◆ TASK TO CARRY OUT ◆
Each line from the one that contains "Decode this image" to the end of the entries must be copied word for word, and only those lines.

◆ TASK INPUT ◆
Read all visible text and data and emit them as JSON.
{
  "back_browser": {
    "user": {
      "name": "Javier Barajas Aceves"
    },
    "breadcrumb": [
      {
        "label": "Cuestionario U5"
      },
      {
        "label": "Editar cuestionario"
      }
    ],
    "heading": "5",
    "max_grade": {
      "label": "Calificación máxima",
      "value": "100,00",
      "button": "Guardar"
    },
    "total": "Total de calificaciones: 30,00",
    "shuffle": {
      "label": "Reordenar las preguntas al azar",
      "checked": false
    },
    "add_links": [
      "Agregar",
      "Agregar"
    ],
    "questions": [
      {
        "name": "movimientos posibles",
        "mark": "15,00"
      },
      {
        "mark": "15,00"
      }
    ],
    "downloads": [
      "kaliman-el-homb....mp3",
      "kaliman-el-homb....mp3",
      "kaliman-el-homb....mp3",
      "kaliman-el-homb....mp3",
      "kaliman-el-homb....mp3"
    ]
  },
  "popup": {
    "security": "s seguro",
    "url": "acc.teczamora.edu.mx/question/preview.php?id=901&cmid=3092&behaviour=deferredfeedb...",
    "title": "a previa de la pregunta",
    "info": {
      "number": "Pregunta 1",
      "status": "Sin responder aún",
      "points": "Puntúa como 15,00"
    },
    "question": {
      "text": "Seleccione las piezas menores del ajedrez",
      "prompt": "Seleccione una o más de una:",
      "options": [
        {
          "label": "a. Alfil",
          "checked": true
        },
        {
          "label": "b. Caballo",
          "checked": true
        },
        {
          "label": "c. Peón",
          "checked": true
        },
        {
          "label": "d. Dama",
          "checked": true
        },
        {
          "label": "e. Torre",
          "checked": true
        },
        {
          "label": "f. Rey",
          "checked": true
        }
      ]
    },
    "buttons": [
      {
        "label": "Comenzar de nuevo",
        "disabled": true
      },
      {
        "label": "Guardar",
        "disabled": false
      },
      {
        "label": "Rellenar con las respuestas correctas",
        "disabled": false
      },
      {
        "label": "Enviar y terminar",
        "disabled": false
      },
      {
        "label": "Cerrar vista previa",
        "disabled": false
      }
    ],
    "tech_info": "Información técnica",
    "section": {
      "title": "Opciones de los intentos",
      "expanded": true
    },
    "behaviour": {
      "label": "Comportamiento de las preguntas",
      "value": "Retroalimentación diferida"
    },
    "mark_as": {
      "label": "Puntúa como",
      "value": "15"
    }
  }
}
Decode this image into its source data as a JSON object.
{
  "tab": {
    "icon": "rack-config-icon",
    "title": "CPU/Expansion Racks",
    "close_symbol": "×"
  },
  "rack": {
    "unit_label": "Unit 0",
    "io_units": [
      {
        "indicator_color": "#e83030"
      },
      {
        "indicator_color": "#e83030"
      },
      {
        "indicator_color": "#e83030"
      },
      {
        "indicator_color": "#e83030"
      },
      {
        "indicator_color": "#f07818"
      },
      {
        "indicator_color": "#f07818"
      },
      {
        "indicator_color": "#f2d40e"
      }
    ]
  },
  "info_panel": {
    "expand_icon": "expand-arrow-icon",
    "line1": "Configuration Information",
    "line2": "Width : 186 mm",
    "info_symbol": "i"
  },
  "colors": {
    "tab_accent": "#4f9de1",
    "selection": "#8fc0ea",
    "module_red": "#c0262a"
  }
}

◆ RESPONSE BELOW ◆
Decode this image into its source data as a JSON object.
{
  "tab": {
    "icon": "rack-config-icon",
    "title": "CPU/Expansion Racks",
    "close_symbol": "×"
  },
  "rack": {
    "unit_label": "Unit 0",
    "io_units": [
      {
        "indicator_color": "#e83030"
      },
      {
        "indicator_color": "#e83030"
      },
      {
        "indicator_color": "#e83030"
      },
      {
        "indicator_color": "#e83030"
      },
      {
        "indicator_color": "#f07818"
      },
      {
        "indicator_color": "#f07818"
      },
      {
        "indicator_color": "#f2d40e"
      }
    ]
  },
  "info_panel": {
    "expand_icon": "expand-arrow-icon",
    "line1": "Configuration Information",
    "line2": "Width : 186 mm",
    "info_symbol": "i"
  },
  "colors": {
    "tab_accent": "#4f9de1",
    "selection": "#8fc0ea",
    "module_red": "#c0262a"
  }
}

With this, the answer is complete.